By Hillel Aron
By Joseph Tsidulko
By Patrick Range McDonald
By David Futch
By Hillel Aron
By Dennis Romero
By Jill Stewart
By Dennis Romero
Despite the reduced personal risks and county boundaries, no one has since offered the sheriff a pay cut. Which is still no excuse to beat up on his widow.
Leading the cry on this issue was county TreasurerTax Collector Mark Saladino, who, in a stiff report to the board, claimed that “What happened with the sheriff‘s widow is not that unusual.” But actually, he couldn’t come up with a single further example of widows taking advantage of their spouses‘ dying in county employment.

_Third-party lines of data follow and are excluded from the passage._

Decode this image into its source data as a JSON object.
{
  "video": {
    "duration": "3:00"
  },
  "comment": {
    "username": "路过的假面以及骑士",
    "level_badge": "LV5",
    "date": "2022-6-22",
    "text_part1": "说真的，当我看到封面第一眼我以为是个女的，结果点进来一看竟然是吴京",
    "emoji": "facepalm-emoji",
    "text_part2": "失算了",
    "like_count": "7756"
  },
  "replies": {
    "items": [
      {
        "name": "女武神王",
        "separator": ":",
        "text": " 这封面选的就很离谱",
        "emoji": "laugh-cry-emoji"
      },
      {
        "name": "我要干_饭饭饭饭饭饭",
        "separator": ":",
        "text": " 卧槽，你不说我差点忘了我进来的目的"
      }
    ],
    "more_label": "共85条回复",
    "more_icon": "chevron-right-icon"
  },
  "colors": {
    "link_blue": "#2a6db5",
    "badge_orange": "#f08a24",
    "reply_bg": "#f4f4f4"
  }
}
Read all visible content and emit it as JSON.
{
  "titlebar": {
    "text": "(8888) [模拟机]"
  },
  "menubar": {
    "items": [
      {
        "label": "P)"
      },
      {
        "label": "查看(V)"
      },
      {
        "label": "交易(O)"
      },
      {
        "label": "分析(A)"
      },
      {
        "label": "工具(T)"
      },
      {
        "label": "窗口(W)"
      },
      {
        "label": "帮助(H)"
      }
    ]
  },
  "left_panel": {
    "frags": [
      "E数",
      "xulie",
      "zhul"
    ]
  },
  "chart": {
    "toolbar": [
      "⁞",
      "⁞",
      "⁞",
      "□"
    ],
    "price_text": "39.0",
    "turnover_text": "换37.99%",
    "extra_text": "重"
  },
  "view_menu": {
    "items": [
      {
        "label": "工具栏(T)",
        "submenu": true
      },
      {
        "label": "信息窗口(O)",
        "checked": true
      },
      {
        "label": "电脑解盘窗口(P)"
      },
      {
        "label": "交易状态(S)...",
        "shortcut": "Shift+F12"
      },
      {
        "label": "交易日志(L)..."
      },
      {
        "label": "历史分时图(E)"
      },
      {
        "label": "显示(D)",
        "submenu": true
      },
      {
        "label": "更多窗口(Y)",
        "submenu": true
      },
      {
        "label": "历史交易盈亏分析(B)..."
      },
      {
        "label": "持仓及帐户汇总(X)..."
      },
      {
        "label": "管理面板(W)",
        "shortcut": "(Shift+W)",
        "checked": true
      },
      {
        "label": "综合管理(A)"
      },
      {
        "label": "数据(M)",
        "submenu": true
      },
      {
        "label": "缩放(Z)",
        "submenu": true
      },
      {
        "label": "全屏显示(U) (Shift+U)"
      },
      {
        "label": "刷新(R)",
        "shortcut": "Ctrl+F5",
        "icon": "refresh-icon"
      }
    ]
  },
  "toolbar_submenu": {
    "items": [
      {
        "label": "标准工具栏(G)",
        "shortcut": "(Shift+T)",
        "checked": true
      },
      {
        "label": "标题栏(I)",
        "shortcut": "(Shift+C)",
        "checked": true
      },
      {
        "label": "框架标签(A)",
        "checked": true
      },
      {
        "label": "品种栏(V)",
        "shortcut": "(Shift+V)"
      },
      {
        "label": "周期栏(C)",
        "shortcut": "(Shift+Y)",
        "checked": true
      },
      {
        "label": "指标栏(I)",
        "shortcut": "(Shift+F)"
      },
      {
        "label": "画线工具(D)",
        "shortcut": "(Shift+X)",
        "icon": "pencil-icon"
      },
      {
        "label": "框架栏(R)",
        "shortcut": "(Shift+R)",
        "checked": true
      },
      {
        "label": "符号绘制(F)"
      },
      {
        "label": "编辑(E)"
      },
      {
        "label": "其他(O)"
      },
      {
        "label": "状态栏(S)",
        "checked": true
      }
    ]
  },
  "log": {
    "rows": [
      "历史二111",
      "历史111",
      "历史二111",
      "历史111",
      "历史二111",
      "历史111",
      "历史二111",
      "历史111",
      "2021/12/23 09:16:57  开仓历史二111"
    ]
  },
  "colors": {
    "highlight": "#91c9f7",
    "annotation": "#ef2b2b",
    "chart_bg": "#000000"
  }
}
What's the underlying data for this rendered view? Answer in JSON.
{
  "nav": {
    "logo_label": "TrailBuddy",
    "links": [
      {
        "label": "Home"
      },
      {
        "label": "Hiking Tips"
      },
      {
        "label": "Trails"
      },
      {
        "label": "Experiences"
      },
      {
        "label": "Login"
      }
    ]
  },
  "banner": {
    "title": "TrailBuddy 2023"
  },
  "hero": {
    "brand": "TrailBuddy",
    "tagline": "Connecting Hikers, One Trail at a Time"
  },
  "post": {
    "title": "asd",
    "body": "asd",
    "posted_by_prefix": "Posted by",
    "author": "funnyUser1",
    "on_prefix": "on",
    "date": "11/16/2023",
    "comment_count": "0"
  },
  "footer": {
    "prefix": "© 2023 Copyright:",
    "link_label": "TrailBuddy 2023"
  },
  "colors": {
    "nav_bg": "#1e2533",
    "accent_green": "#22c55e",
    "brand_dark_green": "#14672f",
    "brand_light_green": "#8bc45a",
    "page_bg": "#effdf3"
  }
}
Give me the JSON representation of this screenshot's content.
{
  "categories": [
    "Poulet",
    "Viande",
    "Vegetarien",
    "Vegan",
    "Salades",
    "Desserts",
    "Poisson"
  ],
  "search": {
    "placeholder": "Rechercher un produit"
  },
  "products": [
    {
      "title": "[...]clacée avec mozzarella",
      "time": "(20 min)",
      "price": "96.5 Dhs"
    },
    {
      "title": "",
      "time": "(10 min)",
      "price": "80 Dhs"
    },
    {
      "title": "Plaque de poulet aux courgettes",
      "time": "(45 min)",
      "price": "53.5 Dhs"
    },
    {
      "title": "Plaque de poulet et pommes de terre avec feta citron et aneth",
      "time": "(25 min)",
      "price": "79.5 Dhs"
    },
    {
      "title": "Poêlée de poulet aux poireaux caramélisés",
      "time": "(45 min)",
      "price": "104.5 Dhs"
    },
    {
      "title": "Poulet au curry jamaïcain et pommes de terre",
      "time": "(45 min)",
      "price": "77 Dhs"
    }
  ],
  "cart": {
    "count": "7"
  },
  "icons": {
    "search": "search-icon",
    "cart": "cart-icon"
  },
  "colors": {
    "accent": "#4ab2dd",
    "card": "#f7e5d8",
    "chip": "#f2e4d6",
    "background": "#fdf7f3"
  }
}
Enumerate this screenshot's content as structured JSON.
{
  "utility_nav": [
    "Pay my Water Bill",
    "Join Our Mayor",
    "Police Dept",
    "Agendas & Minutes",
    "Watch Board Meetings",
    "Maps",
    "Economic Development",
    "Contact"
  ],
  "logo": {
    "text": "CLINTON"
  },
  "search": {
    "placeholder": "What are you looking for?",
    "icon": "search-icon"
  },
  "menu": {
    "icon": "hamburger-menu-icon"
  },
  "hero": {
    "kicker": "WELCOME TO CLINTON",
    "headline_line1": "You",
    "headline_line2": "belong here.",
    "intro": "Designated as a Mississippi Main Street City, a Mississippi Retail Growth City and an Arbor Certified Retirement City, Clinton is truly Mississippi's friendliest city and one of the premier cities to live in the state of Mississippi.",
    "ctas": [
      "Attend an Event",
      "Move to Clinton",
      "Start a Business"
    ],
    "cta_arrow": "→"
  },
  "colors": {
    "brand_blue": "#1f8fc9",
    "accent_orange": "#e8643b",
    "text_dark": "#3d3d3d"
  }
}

Instead, he presented some “Mr. Bad Example” cases full of anonymous detail while -- insofar as they all involved living retirees -- bereft of any similarities to Block’s. “Officers who win job-stress benefits because of obesity and alcoholism,” for instance. You mean stress never drives people to drink or overeating? He also spoke of “the heart presumption,” meaning that fire and law-enforcement people‘s heart ailments are usually presumed by the retirement board to be job-related. There’s an easy way to prove they aren‘t?
All this reminds me of those Reagan-era welfare anecdotes. Remember the man who bought his daily vodka with food stamps and the woman who bore 18 little child-assistance recipients by as many different fathers?
None of them was typical of the average relief recipient, any more than was Saladino’s obese desk sergeant typical of those who get stress pensions.
Bad cases, it is said, make bad law. And as with the 1980s welfare-case fable -- and despite Saladino‘s protest that “most applicants are legitimately disabled” -- what’s visible here is a form of thinly veiled contempt. But this time, instead of focusing on allegedly lazy cheats and ne‘er-do-wells, the contempt is directed at the county’s most esteemed employees and their relatives. Whose representatives will very likely (I want to say “properly”) resist mightily any pension “reforms” the board might come up with.
Greening the Turf
S. David Freeman stomped into the Los Angeles Department of Water and Power‘s Hope Street executive suite a little over two years ago, and the place hasn’t been the same since. What was then a declining, self-privileged bureaucratic autocracy is now perhaps as lean and mean as a city department can be.
It has to be, because otherwise it can‘t compete with the deregulation of the power industry that will soon bust open the DWP’s monopoly on selling city residents electricity. Which is why the DWP is marketing itself, offering “Green” watts to its L.A. customers. By accident, according to DWP, some people outside L.A.‘s boundaries also have received these elaborate mailings, including some of my Santa Monica neighbors: The brochures include color photos of and Green Power endorsements by Ralph Nader, Robert Redford and, last and not least, the DWP’s own David Freeman.
No problem, you might say. Except for one thing. As it happens, Freeman is also running for the local Assembly seat. Others who want the seat -- former Santa Monica City Councilman Tony Vasquez for one -- think this DWP Green Power campaign gives Freeman a big visibility advantage.
This may well be true, but according to Lee Ann Pelham of the City Ethics Commission, as long as there‘s no mention of the election on the Green mailer, there’s no problem, legally. Even though that mailer is franked by the DWP and hence paid for by you ratepayers.
My calls to Freeman‘s office and that of DWP Green Power czar John Giese were not returned, by the way.